The Western Ghats, situated on the western end of the Deccan Plateau in India, is one of the world’s glaring biodiversity hotspots. Though, the Western Ghats is under 6% of the land area of India, it contributes about 30% of regional biodiversity. It is self-explanatory why this region is being regarded as one of the most important biodiversity hotspots of the world. Moreover, it harbours several endangered species like the Purple frog, Rufous-breasted laughingthrush, Salim Ali’s fruit bat and Malabar large spotted civet and endemic species such as Nilgiri Wood-pigeon, Malabar Grey hornbill, shortwings and Nilgiri tahr, making the conservation of this region inevitable.
India’s population is growing rapidly with no sign of a healthy (i.e. downward) trend. This growth has led to constant invasion of human settlements into the kingdom of plants and animals (as is the general case in the rest of the world experiencing population growth). As a result, we happened to disturb the natural wildlife and their habitat and often the wild animals take their turn too and get into conflict with humans, by entering into human settlements for food, water and sometimes as for shelter as well. Earlier, such intrusion was being encountered rarely, then occasionally, and now it is being seen frequently. There is a reason too: the wild animals first learn to enjoy the resources in human habitations and then develop it as a habit. This often leads to the loss of human life in several areas. The affected people then take their revenge on wildlife and this becomes a vicious cycle. Consequently, human-wildlife conflict is increasing in areas closer to Indian forests in general and in the vicinity of Western Ghats in particular.

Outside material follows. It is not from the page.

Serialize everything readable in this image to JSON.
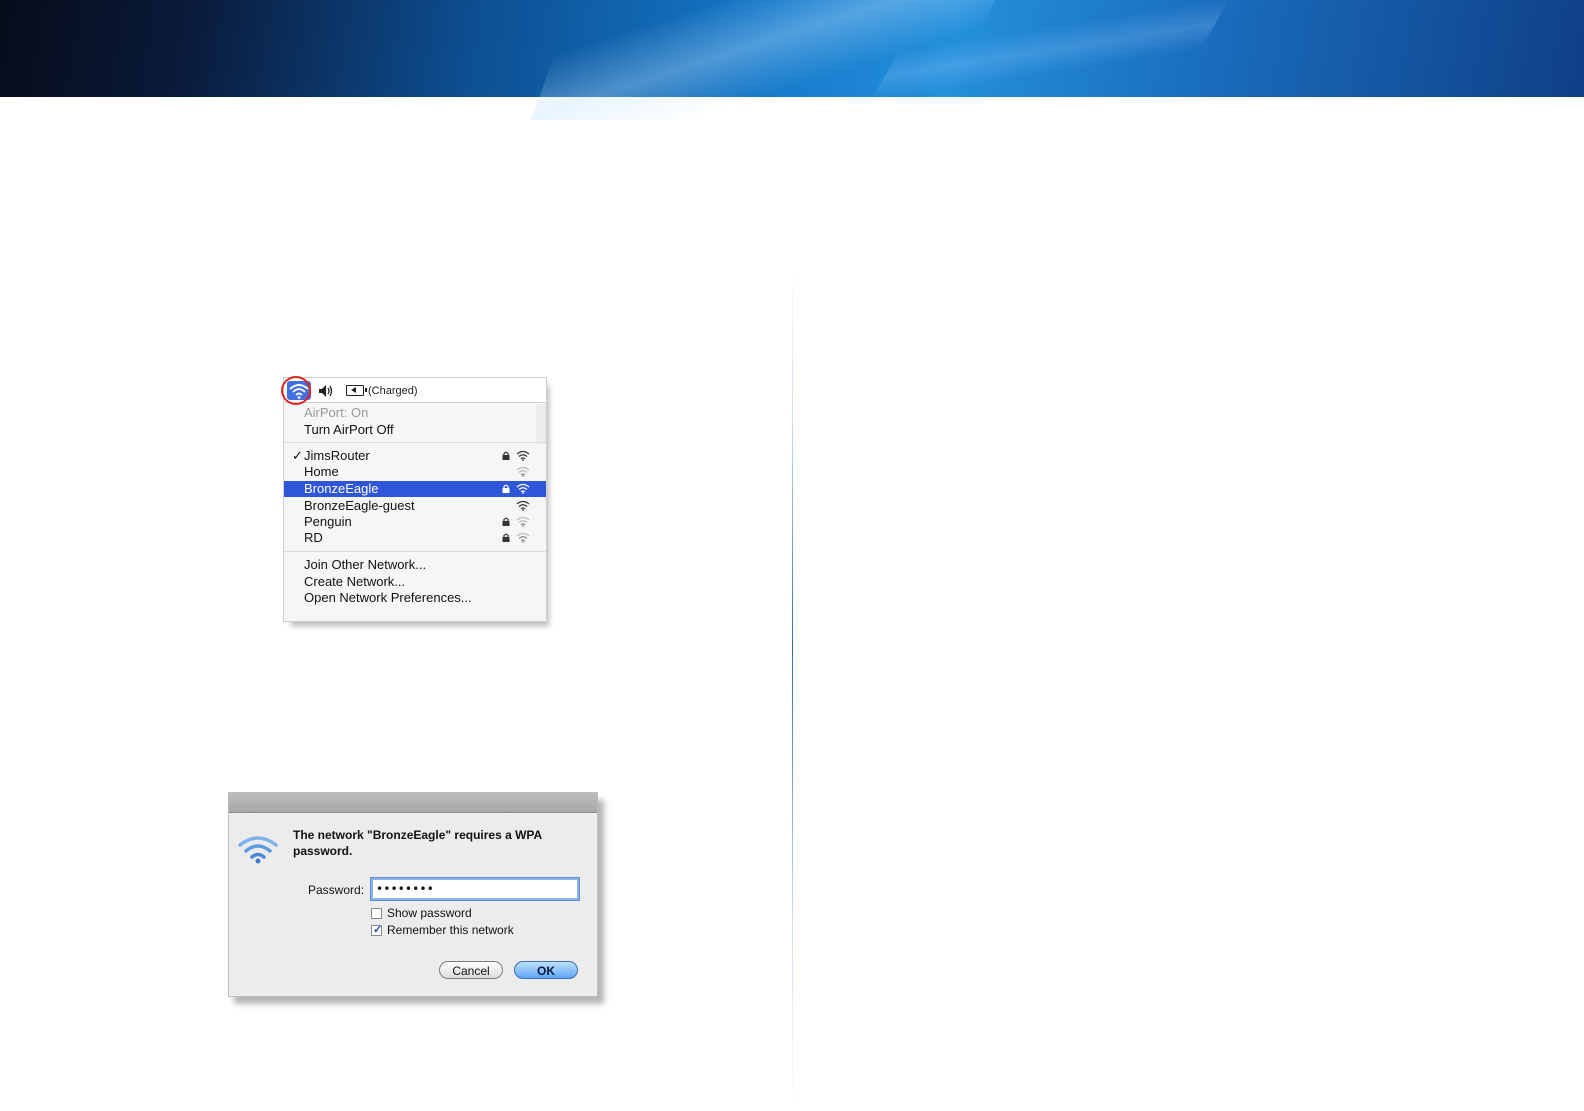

On the one hand, considering the burgeoning population, we cannot completely escape from human development in the region for one reason or the other (including industrialization). But at the same time, we cannot compromise conservation of wildlife as well. Here we encounter the conflicting needs: development vs conservation. Of course, the two needs do not favor each other. So, at some point, we happen to have some compromises. The issue is that on which side should the trajectory of compromises have to be biased; ‘Development or Conservation’. The persisting dilemma for policymakers face is that they find it hard to figure out which side to favor. A good example is the debate between Dr. Kasturirangan and Dr. Madav Gadhgil.
The aforesaid issue is just the tip of the iceberg: we have to face several such issues in the offing. The policy makers would have a tough time in deciding their inclination in the ‘Development or Conservation’ dilemma. In my opinion, it depends on the context/scenario; if industrialization is indeed inevitable in the vicinity of wildlife habitats for the common good, then the concerned authorities must ensure to lessen the pollution to the levels that might not affect surrounding wildlife in the long-run. They can then allow such ‘development’ (with proper appraisals and annual research). But we have to admit that this is often unlikely to turn into a reality. If Industrial pollution affects wildlife and when the pollution levels are a sure threat to the natural fauna/flora, then they must favor ‘conservation’ here.
The upshot from this dilemma is that we cannot take risks hereafter in the Western Ghats (in the name of industrialization), one of the world’s hottest biodiversity hotspots to preserve both its biodiversity and its pride.
Natarajan Singaravelan is a zoologist and field naturalist from Bommanampalayam Bharathiyar University,Tamil Nadu, India and is the editor of the intriguing e-book on Indian wildlife titled ‘Rare Animals of India’.